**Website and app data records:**
# # # # #
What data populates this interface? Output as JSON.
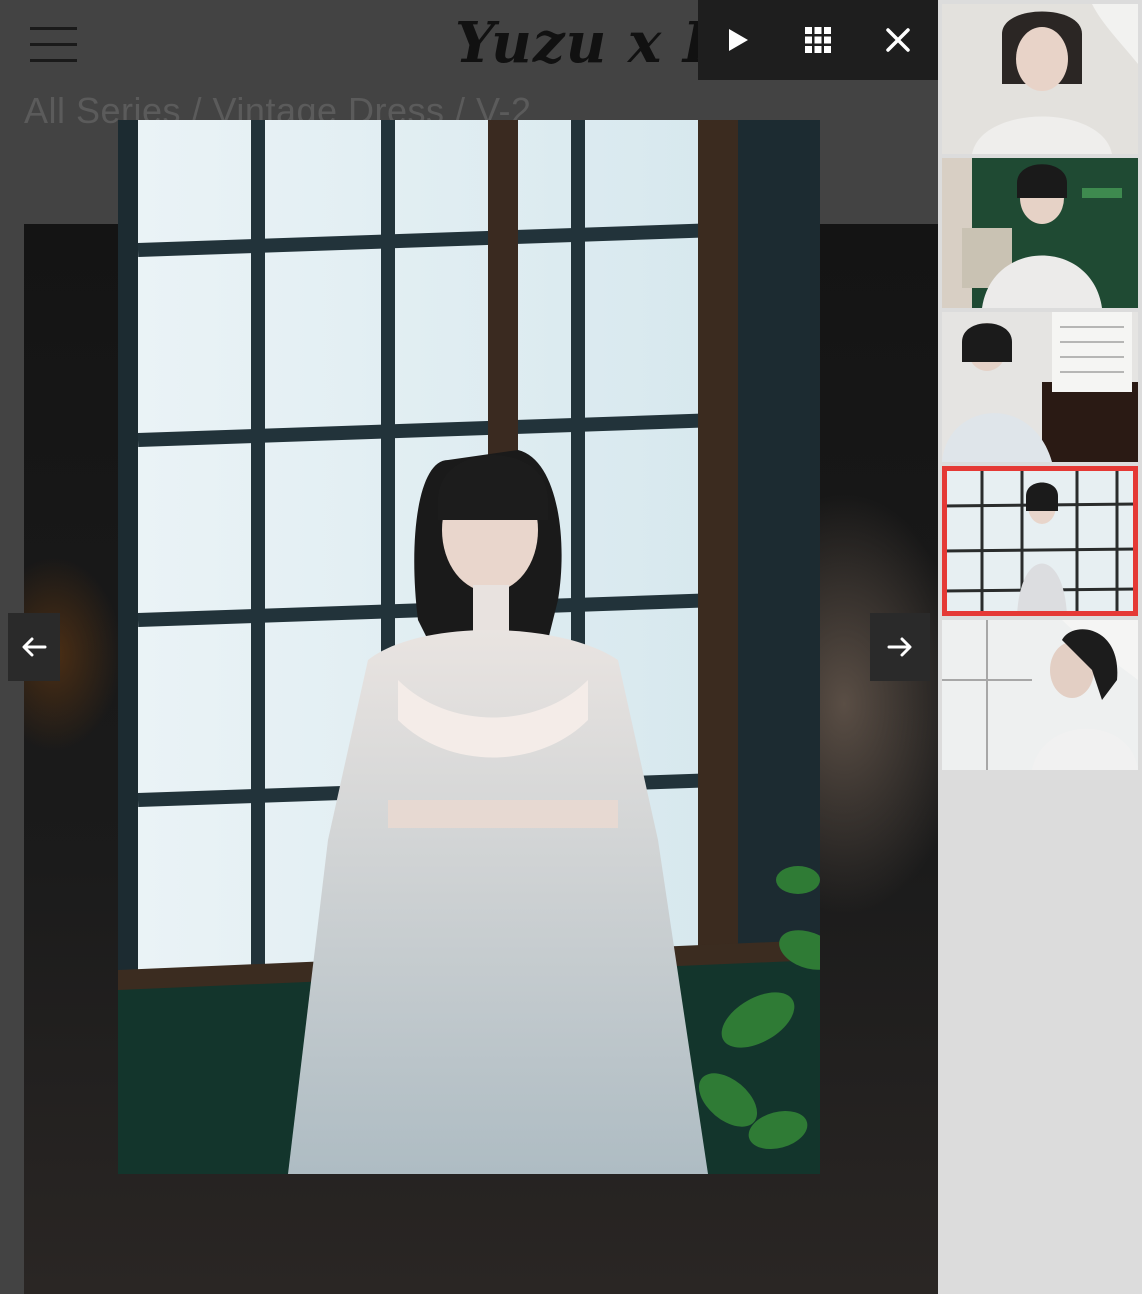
{
  "header": {
    "logo_text": "Yuzu x Pic"
  },
  "breadcrumb": {
    "text": "All Series / Vintage Dress / V-2"
  },
  "lightbox": {
    "toolbar": [
      {
        "name": "play-button",
        "icon": "play-icon"
      },
      {
        "name": "grid-button",
        "icon": "grid-icon"
      },
      {
        "name": "close-button",
        "icon": "close-icon"
      }
    ],
    "prev_icon": "arrow-left-icon",
    "next_icon": "arrow-right-icon",
    "active_index": 3
  },
  "thumbnails": [
    {
      "name": "thumb-portrait-lace"
    },
    {
      "name": "thumb-green-room"
    },
    {
      "name": "thumb-piano"
    },
    {
      "name": "thumb-window"
    },
    {
      "name": "thumb-profile"
    }
  ],
  "colors": {
    "accent_active": "#e53935",
    "toolbar_bg": "#1e1e1e",
    "strip_bg": "#dcdcdc"
  }
}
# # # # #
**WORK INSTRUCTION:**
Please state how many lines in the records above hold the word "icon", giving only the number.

**EXERCISE SOLUTION:**
5